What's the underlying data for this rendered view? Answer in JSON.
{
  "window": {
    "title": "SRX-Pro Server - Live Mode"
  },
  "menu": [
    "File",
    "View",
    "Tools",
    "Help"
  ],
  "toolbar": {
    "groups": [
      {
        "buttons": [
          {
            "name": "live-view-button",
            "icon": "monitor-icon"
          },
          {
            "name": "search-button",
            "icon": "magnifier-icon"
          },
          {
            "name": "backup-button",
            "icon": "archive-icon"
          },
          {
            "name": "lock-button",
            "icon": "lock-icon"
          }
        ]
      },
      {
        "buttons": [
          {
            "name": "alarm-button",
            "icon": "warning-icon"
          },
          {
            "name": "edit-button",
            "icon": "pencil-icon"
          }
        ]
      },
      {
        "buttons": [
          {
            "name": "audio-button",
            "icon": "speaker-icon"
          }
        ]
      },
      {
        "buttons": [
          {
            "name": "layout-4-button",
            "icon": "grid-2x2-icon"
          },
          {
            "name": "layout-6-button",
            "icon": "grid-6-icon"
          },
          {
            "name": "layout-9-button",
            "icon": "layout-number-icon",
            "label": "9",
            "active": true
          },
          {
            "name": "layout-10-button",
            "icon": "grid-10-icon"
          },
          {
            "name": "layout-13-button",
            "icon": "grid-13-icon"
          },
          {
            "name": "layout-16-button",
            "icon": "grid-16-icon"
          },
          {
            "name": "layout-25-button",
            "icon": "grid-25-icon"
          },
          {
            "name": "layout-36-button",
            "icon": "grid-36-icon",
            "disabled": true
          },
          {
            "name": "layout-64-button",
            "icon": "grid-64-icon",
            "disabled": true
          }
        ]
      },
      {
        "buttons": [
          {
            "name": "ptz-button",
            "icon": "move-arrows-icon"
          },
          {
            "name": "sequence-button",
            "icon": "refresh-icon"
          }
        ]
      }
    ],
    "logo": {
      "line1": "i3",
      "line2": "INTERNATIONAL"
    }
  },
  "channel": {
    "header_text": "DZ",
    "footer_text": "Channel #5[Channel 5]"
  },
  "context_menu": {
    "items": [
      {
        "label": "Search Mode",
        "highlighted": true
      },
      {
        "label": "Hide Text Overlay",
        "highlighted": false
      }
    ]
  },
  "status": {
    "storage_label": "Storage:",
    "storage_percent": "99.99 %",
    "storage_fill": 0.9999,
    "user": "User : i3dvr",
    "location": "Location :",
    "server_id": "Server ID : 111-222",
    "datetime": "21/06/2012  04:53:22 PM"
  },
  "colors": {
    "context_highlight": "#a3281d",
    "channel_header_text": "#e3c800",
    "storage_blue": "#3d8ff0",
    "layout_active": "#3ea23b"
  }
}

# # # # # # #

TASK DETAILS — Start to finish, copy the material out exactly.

EXPECTED OUTPUT —
What's the underlying data for this rendered view? Answer in JSON.
{
  "window": {
    "title": "SRX-Pro Server - Live Mode"
  },
  "menu": [
    "File",
    "View",
    "Tools",
    "Help"
  ],
  "toolbar": {
    "groups": [
      {
        "buttons": [
          {
            "name": "live-view-button",
            "icon": "monitor-icon"
          },
          {
            "name": "search-button",
            "icon": "magnifier-icon"
          },
          {
            "name": "backup-button",
            "icon": "archive-icon"
          },
          {
            "name": "lock-button",
            "icon": "lock-icon"
          }
        ]
      },
      {
        "buttons": [
          {
            "name": "alarm-button",
            "icon": "warning-icon"
          },
          {
            "name": "edit-button",
            "icon": "pencil-icon"
          }
        ]
      },
      {
        "buttons": [
          {
            "name": "audio-button",
            "icon": "speaker-icon"
          }
        ]
      },
      {
        "buttons": [
          {
            "name": "layout-4-button",
            "icon": "grid-2x2-icon"
          },
          {
            "name": "layout-6-button",
            "icon": "grid-6-icon"
          },
          {
            "name": "layout-9-button",
            "icon": "layout-number-icon",
            "label": "9",
            "active": true
          },
          {
            "name": "layout-10-button",
            "icon": "grid-10-icon"
          },
          {
            "name": "layout-13-button",
            "icon": "grid-13-icon"
          },
          {
            "name": "layout-16-button",
            "icon": "grid-16-icon"
          },
          {
            "name": "layout-25-button",
            "icon": "grid-25-icon"
          },
          {
            "name": "layout-36-button",
            "icon": "grid-36-icon",
            "disabled": true
          },
          {
            "name": "layout-64-button",
            "icon": "grid-64-icon",
            "disabled": true
          }
        ]
      },
      {
        "buttons": [
          {
            "name": "ptz-button",
            "icon": "move-arrows-icon"
          },
          {
            "name": "sequence-button",
            "icon": "refresh-icon"
          }
        ]
      }
    ],
    "logo": {
      "line1": "i3",
      "line2": "INTERNATIONAL"
    }
  },
  "channel": {
    "header_text": "DZ",
    "footer_text": "Channel #5[Channel 5]"
  },
  "context_menu": {
    "items": [
      {
        "label": "Search Mode",
        "highlighted": true
      },
      {
        "label": "Hide Text Overlay",
        "highlighted": false
      }
    ]
  },
  "status": {
    "storage_label": "Storage:",
    "storage_percent": "99.99 %",
    "storage_fill": 0.9999,
    "user": "User : i3dvr",
    "location": "Location :",
    "server_id": "Server ID : 111-222",
    "datetime": "21/06/2012  04:53:22 PM"
  },
  "colors": {
    "context_highlight": "#a3281d",
    "channel_header_text": "#e3c800",
    "storage_blue": "#3d8ff0",
    "layout_active": "#3ea23b"
  }
}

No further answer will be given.